Earthships are unusual, funky-looking houses constructed from rammed earth, car tires, and local materials. They appear to have sprouted from the earth instead of being built on top of it.
“I could have sold this house 30 times over to someone with 5% down, but lenders don’t like [earthships],” said listing agent Heather Erb.
That’s because the 2,190-square-foot home, built in 2000, doesn’t conform to some loan types such as FHA loans, which have many contingencies such as proper heating.
For example, there’s no central heating in this home because the desert sun heats it. There’s a backup fireplace for particularly frigid days, but that’s often not enough for lenders.
Instead, expect to put a large down payment on a home like this one, Erb says. It’s not impossible to find a lender who will help finance an earthship home, but it might not be easy. You’ll likely have to pay in cash or find a creative way to get the loan you need.
An extraordinary home for ordinary living
Despite its alien look, this place “lives like a regular home,” Erb says. And while some earthships are built by back-to-the-land people who want to live totally off the grid, this example in Durango might just be for everyone.
That’s because this particular earthship is a hybrid. Instead of relying solely on solar panels for power, it’s connected to the electrical grid. Instead of a closed sewage system, it has a septic tank and well water. Passive solar heating and cooling––thanks to walls made of rammed earth and car tires––keep the home temperate year-round.
Gregory Moore, the home’s builder and owner, says he and his wife opted not to go for off-the-grid living because he’s “no expert on how to do it.”
That’s not to say he didn’t want it. Originally, the couple wanted to power the house with only solar panels, but they were too costly at the time for the Moores, who were financing the construction “out of pocket.”
“However, the place is ideal for it and any buyer could do it without a lot of trouble,” Moore said.
Home is a labor of love
The Moores started building their home in 1993, putting it together piecemeal over the course of seven years. The end result is a stylized home adorned with pillars, beams, and ladders made from local trees. Adjacent to the home is an artist studio, which can also double as a guesthouse.
The walls are 3 feet thick, but Erb assured us that the earthship isn’t as dark as outer space. Large windows, positioned at just the right angle, let in the light and warm the home, while never taking the full brunt of the desert sun. Glass bottles wedged in the walls allow bits of sunshine to seep in.
“It’s really comfortable inside,” Erb said.
And it’s affordable as well—you don’t have to worry about heating bills.
“If we get just a few hours of full sun, even in the middle of winter, then I do not have to do anything except open the window shades to heat the place,” Moore said.
The sellers are looking for buyers who “will love it like they do,” Erb says. They want an “active participant”––someone who will be there year-round to take care of the property.
Durango is a popular vacation spot for skiing and tourism, Moore noted, but that makes it “harder for the folks who want to come here as a great place to live full time and raise kids in a great family environment.”

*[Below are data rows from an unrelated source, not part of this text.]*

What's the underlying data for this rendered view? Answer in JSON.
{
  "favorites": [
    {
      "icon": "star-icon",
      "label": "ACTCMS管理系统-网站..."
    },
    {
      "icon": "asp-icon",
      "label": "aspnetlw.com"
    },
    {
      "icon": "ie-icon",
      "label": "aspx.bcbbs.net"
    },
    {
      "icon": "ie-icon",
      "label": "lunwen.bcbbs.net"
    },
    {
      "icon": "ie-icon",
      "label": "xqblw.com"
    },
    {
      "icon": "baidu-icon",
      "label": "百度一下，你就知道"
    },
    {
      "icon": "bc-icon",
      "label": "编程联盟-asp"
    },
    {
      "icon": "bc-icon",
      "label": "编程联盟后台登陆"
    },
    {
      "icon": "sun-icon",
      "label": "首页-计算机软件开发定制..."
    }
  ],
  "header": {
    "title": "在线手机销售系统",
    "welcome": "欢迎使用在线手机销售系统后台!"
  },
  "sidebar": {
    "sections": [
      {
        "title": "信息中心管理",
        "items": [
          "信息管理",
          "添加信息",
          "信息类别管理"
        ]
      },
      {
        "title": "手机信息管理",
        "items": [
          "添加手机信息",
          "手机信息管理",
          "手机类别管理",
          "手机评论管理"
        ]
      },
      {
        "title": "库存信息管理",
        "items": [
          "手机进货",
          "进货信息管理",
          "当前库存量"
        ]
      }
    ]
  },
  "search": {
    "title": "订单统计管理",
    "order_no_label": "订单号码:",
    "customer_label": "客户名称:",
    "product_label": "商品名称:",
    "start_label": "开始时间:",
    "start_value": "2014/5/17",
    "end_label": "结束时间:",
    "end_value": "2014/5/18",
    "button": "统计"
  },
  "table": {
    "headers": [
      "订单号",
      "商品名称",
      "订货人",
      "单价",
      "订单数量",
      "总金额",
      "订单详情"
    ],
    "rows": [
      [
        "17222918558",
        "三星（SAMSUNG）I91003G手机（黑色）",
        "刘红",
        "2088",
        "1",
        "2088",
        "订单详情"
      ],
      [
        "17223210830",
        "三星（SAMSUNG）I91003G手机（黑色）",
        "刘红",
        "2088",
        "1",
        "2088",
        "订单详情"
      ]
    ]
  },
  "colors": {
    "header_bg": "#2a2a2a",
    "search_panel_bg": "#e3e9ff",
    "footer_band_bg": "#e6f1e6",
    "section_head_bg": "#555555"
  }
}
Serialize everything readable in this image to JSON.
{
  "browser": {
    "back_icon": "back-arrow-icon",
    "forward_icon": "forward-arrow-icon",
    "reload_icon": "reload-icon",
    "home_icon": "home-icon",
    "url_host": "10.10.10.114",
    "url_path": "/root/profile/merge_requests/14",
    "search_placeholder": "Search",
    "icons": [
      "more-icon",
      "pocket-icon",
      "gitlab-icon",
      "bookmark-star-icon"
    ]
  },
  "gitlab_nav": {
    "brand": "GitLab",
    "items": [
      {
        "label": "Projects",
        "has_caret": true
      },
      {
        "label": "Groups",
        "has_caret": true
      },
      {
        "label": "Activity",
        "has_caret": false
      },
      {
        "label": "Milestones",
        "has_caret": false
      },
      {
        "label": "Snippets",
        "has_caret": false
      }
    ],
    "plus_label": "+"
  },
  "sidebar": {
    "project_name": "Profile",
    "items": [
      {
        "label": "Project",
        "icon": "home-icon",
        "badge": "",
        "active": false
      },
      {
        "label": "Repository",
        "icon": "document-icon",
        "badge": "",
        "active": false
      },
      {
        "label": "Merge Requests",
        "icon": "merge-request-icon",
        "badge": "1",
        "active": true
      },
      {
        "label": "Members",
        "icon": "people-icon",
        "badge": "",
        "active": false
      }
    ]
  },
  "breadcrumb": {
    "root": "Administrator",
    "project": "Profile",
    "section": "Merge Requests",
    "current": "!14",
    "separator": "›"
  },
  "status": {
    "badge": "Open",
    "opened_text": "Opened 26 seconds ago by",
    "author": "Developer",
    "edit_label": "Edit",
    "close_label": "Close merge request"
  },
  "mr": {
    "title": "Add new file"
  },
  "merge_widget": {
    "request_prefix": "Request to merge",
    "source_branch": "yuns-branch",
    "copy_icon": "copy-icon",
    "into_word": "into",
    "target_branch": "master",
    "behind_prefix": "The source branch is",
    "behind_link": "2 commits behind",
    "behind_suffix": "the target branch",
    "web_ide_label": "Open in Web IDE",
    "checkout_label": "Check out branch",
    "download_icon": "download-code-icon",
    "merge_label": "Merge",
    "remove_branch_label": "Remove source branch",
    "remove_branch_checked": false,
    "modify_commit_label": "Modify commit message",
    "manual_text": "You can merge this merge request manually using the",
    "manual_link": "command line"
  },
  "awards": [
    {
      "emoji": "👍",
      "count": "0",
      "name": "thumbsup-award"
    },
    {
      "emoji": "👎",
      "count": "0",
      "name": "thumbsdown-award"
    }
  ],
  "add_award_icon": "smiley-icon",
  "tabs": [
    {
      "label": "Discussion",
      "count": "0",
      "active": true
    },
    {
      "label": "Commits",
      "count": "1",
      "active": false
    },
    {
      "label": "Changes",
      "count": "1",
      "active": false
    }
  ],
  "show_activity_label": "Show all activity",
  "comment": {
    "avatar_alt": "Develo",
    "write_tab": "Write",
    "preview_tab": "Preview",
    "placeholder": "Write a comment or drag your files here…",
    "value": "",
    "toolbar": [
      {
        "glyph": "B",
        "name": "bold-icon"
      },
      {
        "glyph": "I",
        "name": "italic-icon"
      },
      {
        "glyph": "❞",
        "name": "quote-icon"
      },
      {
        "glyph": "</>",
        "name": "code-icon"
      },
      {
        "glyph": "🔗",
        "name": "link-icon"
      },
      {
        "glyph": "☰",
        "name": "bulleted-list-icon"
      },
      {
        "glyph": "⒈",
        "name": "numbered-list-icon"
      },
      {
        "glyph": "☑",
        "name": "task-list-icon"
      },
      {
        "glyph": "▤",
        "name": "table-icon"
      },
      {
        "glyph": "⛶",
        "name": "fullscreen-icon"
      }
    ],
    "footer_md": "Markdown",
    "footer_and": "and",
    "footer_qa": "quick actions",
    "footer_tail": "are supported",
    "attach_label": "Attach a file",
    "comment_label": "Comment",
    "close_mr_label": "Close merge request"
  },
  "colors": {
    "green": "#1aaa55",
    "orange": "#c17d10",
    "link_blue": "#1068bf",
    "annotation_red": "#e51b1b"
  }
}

The earthship is located on 5 acres about 20 minutes from downtown Durango.
The area “isn’t really rural, but they picked a pretty private spot,” Erb said.

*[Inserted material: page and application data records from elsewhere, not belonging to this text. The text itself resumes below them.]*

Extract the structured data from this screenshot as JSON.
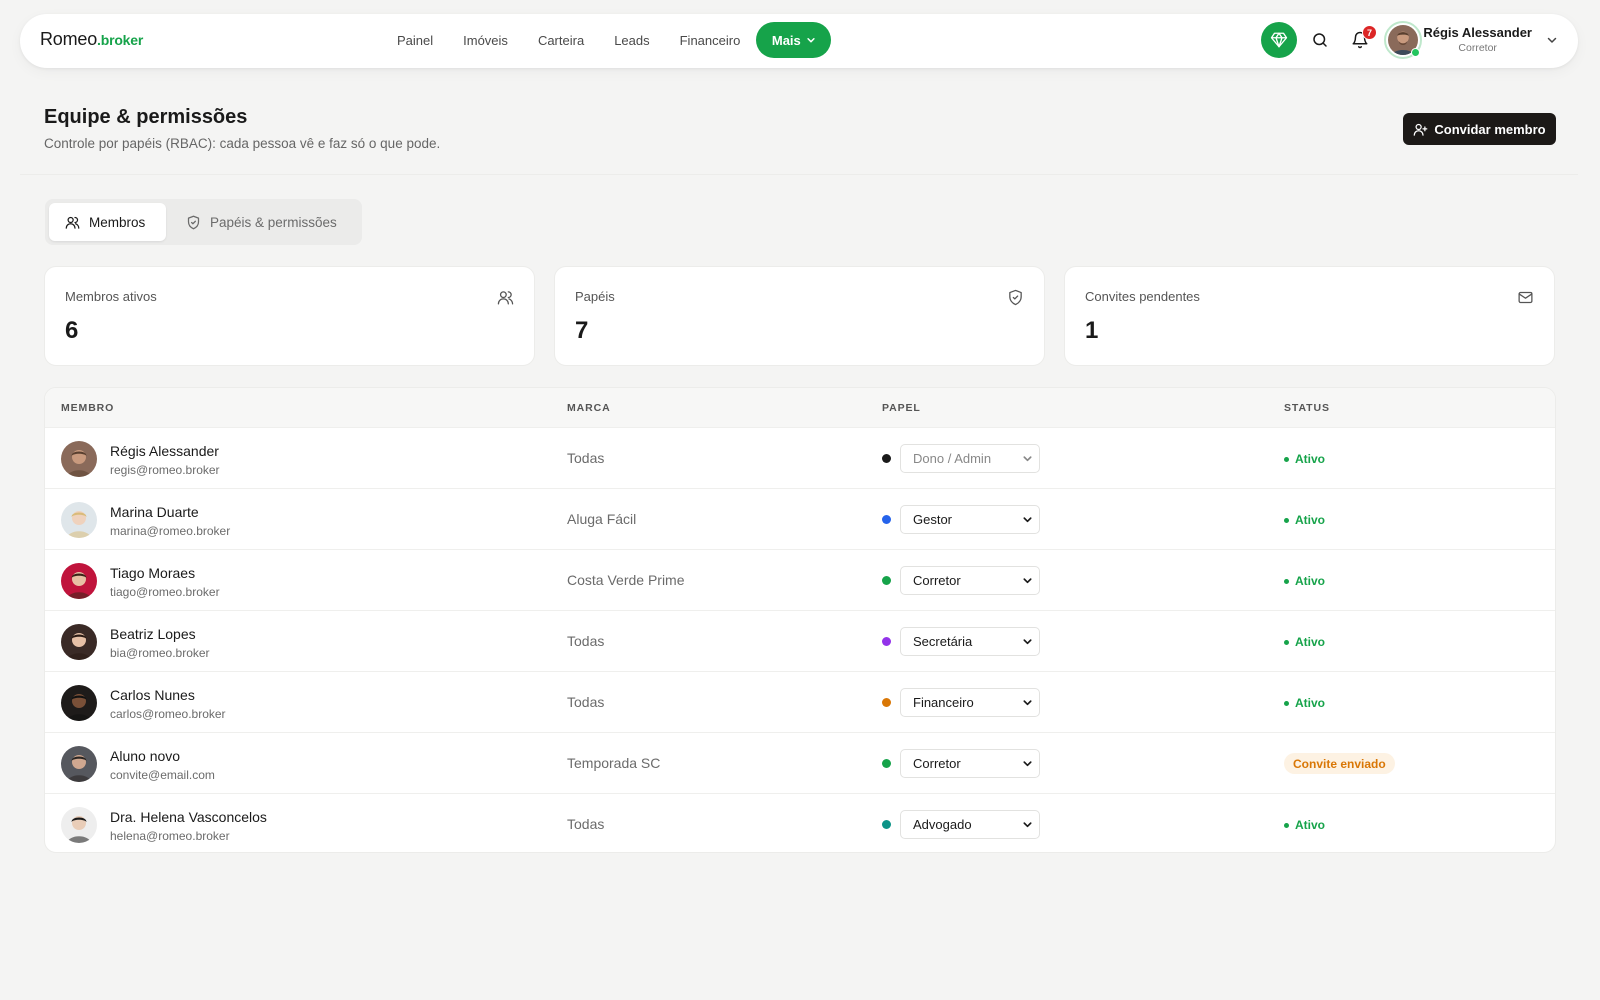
{
  "logo": {
    "part1": "Romeo",
    "part2": ".broker"
  },
  "nav": {
    "items": [
      "Painel",
      "Imóveis",
      "Carteira",
      "Leads",
      "Financeiro"
    ],
    "more_label": "Mais"
  },
  "notifications": {
    "count": "7"
  },
  "user": {
    "name": "Régis Alessander",
    "role": "Corretor"
  },
  "page": {
    "title": "Equipe & permissões",
    "subtitle": "Controle por papéis (RBAC): cada pessoa vê e faz só o que pode.",
    "invite_button": "Convidar membro"
  },
  "tabs": [
    {
      "label": "Membros",
      "icon": "users-icon",
      "active": true
    },
    {
      "label": "Papéis & permissões",
      "icon": "shield-icon",
      "active": false
    }
  ],
  "stats": [
    {
      "label": "Membros ativos",
      "value": "6",
      "icon": "users-icon"
    },
    {
      "label": "Papéis",
      "value": "7",
      "icon": "shield-icon"
    },
    {
      "label": "Convites pendentes",
      "value": "1",
      "icon": "mail-icon"
    }
  ],
  "table": {
    "headers": [
      "MEMBRO",
      "MARCA",
      "PAPEL",
      "STATUS"
    ],
    "rows": [
      {
        "name": "Régis Alessander",
        "email": "regis@romeo.broker",
        "brand": "Todas",
        "role": "Dono / Admin",
        "role_color": "#1a1a1a",
        "status": "Ativo",
        "status_type": "active",
        "role_editable": false,
        "avatar_bg": "#8a6a5a",
        "avatar_skin": "#c99a7e",
        "avatar_hair": "#5a4030"
      },
      {
        "name": "Marina Duarte",
        "email": "marina@romeo.broker",
        "brand": "Aluga Fácil",
        "role": "Gestor",
        "role_color": "#2563eb",
        "status": "Ativo",
        "status_type": "active",
        "role_editable": true,
        "avatar_bg": "#dfe6ea",
        "avatar_skin": "#efd2bd",
        "avatar_hair": "#d9bb7a"
      },
      {
        "name": "Tiago Moraes",
        "email": "tiago@romeo.broker",
        "brand": "Costa Verde Prime",
        "role": "Corretor",
        "role_color": "#16a34a",
        "status": "Ativo",
        "status_type": "active",
        "role_editable": true,
        "avatar_bg": "#c0143c",
        "avatar_skin": "#e8c0a4",
        "avatar_hair": "#3a2418"
      },
      {
        "name": "Beatriz Lopes",
        "email": "bia@romeo.broker",
        "brand": "Todas",
        "role": "Secretária",
        "role_color": "#9333ea",
        "status": "Ativo",
        "status_type": "active",
        "role_editable": true,
        "avatar_bg": "#3a2a26",
        "avatar_skin": "#e6c0a6",
        "avatar_hair": "#2a1a14"
      },
      {
        "name": "Carlos Nunes",
        "email": "carlos@romeo.broker",
        "brand": "Todas",
        "role": "Financeiro",
        "role_color": "#d97706",
        "status": "Ativo",
        "status_type": "active",
        "role_editable": true,
        "avatar_bg": "#1e1b1a",
        "avatar_skin": "#7a5038",
        "avatar_hair": "#111111"
      },
      {
        "name": "Aluno novo",
        "email": "convite@email.com",
        "brand": "Temporada SC",
        "role": "Corretor",
        "role_color": "#16a34a",
        "status": "Convite enviado",
        "status_type": "invite",
        "role_editable": true,
        "avatar_bg": "#56585e",
        "avatar_skin": "#d0a890",
        "avatar_hair": "#2a2522"
      },
      {
        "name": "Dra. Helena Vasconcelos",
        "email": "helena@romeo.broker",
        "brand": "Todas",
        "role": "Advogado",
        "role_color": "#0d9488",
        "status": "Ativo",
        "status_type": "active",
        "role_editable": true,
        "avatar_bg": "#eeeeee",
        "avatar_skin": "#e9cdb8",
        "avatar_hair": "#1b1b1b"
      }
    ]
  },
  "colors": {
    "brand_green": "#16a34a",
    "dark_button": "#1c1917",
    "badge_red": "#dc2626",
    "invite_text": "#d97706",
    "invite_bg": "#fdf2e3"
  }
}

Erb remains confident they’ll find a buyer. When she arrived in Durango 10 years ago and saw earthship homes, she thought about buying one herself. “I was like, ‘Oh, that’s so cool! I want one!’”

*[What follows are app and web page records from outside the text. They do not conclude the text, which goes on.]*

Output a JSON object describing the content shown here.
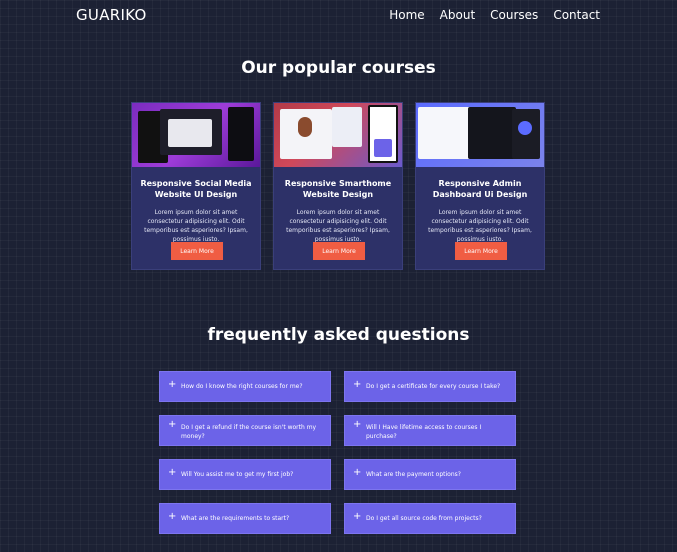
{
  "nav": {
    "logo": "GUARIKO",
    "links": [
      "Home",
      "About",
      "Courses",
      "Contact"
    ]
  },
  "courses": {
    "title": "Our popular courses",
    "items": [
      {
        "title": "Responsive Social Media Website UI Design",
        "text": "Lorem ipsum dolor sit amet consectetur adipisicing elit. Odit temporibus est asperiores? Ipsam, possimus iusto.",
        "button": "Learn More"
      },
      {
        "title": "Responsive Smarthome Website Design",
        "text": "Lorem ipsum dolor sit amet consectetur adipisicing elit. Odit temporibus est asperiores? Ipsam, possimus iusto.",
        "button": "Learn More"
      },
      {
        "title": "Responsive Admin Dashboard Ui Design",
        "text": "Lorem ipsum dolor sit amet consectetur adipisicing elit. Odit temporibus est asperiores? Ipsam, possimus iusto.",
        "button": "Learn More"
      }
    ]
  },
  "faq": {
    "title": "frequently asked questions",
    "items": [
      "How do I know the right courses for me?",
      "Do I get a certificate for every course I take?",
      "Do I get a refund if the course isn't worth my money?",
      "Will I Have lifetime access to courses I purchase?",
      "Will You assist me to get my first job?",
      "What are the payment options?",
      "What are the requirements to start?",
      "Do I get all source code from projects?"
    ]
  },
  "colors": {
    "background": "#1c2134",
    "card": "#2d3168",
    "accent_button": "#f05d43",
    "faq_item": "#6c63e8"
  }
}
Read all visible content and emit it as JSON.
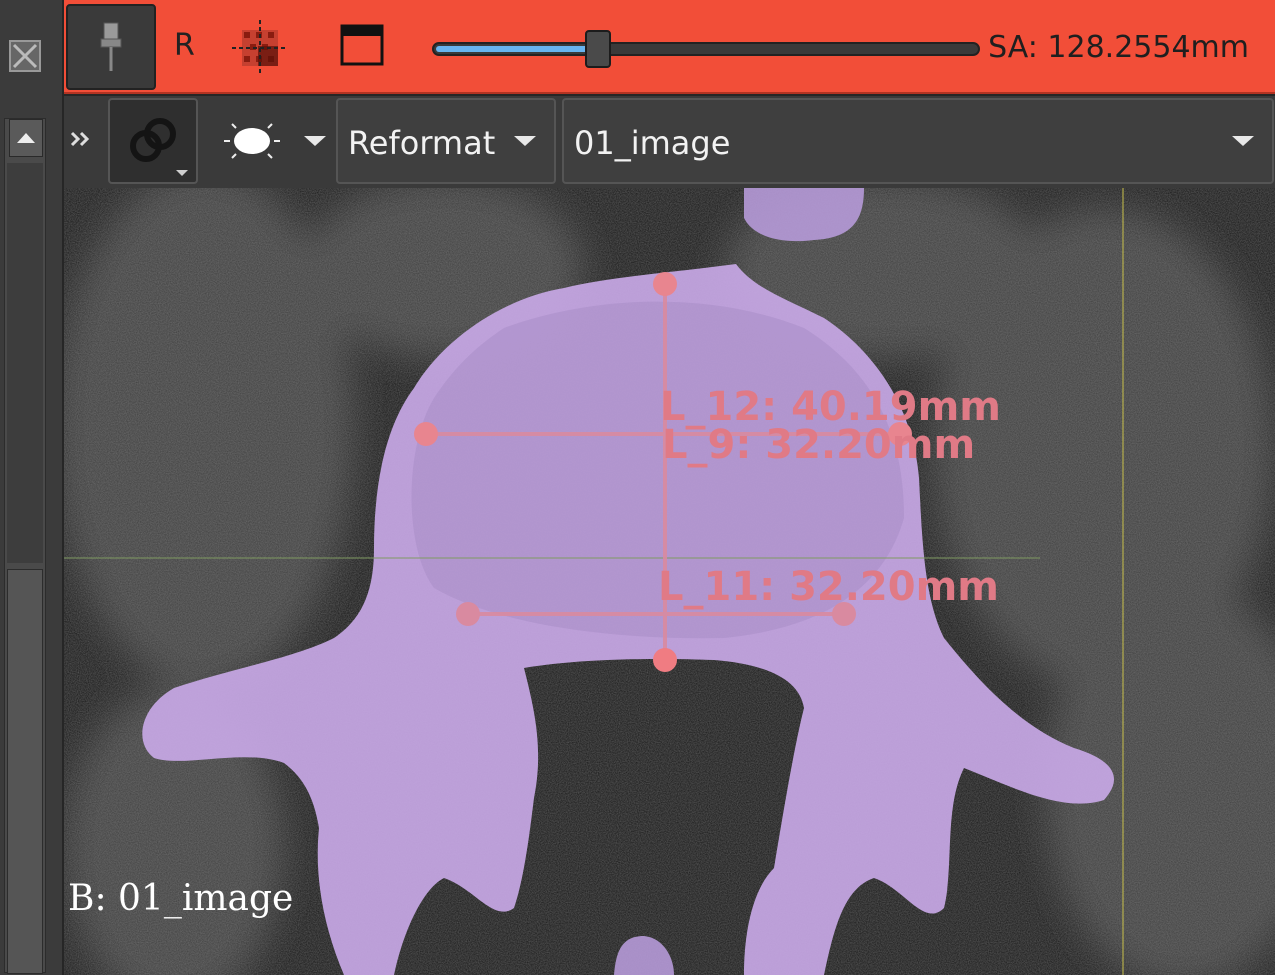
{
  "slice_bar": {
    "orientation_label": "R",
    "slice_offset": "SA: 128.2554mm",
    "slider_position": 0.3,
    "color": "#f24e38"
  },
  "controller_bar": {
    "reformat_label": "Reformat",
    "volume_label": "01_image"
  },
  "viewport": {
    "view_label": "B: 01_image",
    "segmentation_color": "#c8a8e6",
    "measurement_color": "#e07a86",
    "measurements": [
      {
        "name": "L_12",
        "text": "L_12: 40.19mm"
      },
      {
        "name": "L_9",
        "text": "L_9: 32.20mm"
      },
      {
        "name": "L_11",
        "text": "L_11: 32.20mm"
      }
    ]
  },
  "icons": [
    "close-view-icon",
    "scroll-up-icon",
    "pin-icon",
    "crosshair-icon",
    "layout-icon",
    "expand-icon",
    "link-icon",
    "visibility-icon",
    "chevron-down-icon"
  ]
}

So, if you want to live in an eco-friendly home but don’t want to make the necessary sacrifices for off-the-grid living, now’s your chance to blast off into a home of the future.